By: Eli Freund, Editorial Communications Manager, UConn School of Engineering 

Adding on to the myriad of equipment and capabilities of the University of Connecticut’s Tech Park, the UConn National Science Foundation (NSF) SHAP3D site, and its site director, Associate Professor of Chemical Engineering Anson Ma, have acquired a state-of-the-art Pilot Scale industrial inkjet 3D-printer, appropriately named HuskyJet.

The versatile printer has a number of applications, which range from regular 2D graphics on paper, to creating flexible electronics, medicinal tablets, and green parts for ceramics and metals. The printer was funded by UConn’s Academic Plan and has already been leveraged for a number of projects, including a federally funded project from NextFlex – America’s Flexible Hybrid Electronics Manufacturing Innovation Institute – of which UConn is a founding academic member.

In July 2018, UConn, the University of Massachusetts Lowell, and the Georgia Institute of Technology launched a new collaboration named SHAP3D, an NSF-funded Industry-University Cooperative Research Center (IUCRC), in order to address the emerging challenges in the additive manufacturing (also known as 3D printing) process. The SHAP3D center aims to develop critical insight into the fundamental structure-processing-property relationships for the additive manufacturing industry which has exceeded $7.3 billion in 2018 and is expected to top $35.6 billion by 2024, according to a recent report.

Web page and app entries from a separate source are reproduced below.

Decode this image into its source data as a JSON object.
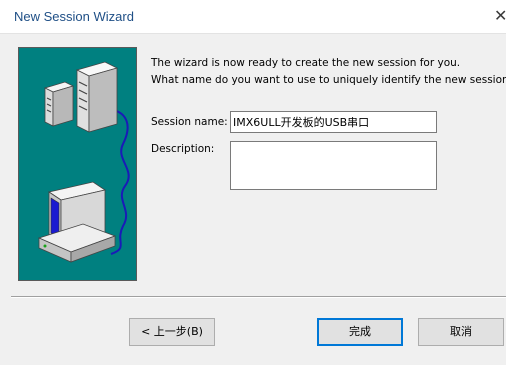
{
  "window": {
    "title": "New Session Wizard",
    "close_glyph": "✕"
  },
  "intro": {
    "line1": "The wizard is now ready to create the new session for you.",
    "line2": "What name do you want to use to uniquely identify the new session?"
  },
  "form": {
    "session_name_label": "Session name:",
    "session_name_value": "IMX6ULL开发板的USB串口",
    "description_label": "Description:",
    "description_value": ""
  },
  "buttons": {
    "back": "< 上一步(B)",
    "finish": "完成",
    "cancel": "取消"
  },
  "colors": {
    "art_background": "#008080",
    "title_text": "#1f4f86",
    "default_button_border": "#0078d7"
  },
  "icons": {
    "art": "network-computers-illustration",
    "close": "close-icon"
  }
}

The site, run by Ma and Materials Science and Engineering Professor Rainer Hebert, is primarily focused on 3D printing applications for the aerospace, shipbuilding, and biomedical applications—all major industries in the state of Connecticut.

How HuskyJet works is multi-faceted, and can be adjusted for many different parameters, including different inks, substrates and powders, and the strength of the ink stream, using three piezoelectric print heads.

The print job, whether it be for a 2D graphic or a medicinal tablet, is brought along the printer from left to right using a controlled, linear sled system. Near the end of the printing task, the object passes to a section of the printer that uses infrared and ultra-violet rays to perform both high-temperature processing and high-speed drying of the ink and additional solvents. At the very end of the process, the object is placed under a camera in order to review if there has been any printing error during the process.

The HuskyJet printer is also equipped with a drop watcher system, which gives the user the ability to test and measure the droplet volume, velocity, and trajectory of any new ink or substance to achieve optimal printing performance.  

For more information on the National Science Foundation SHAP3D center and NextFlex, please visit: https://www.uml.edu/research/shap3d/and https://www.nextflex.us/.

Categories: Front Page, Headline, UConn Engineering News July 2019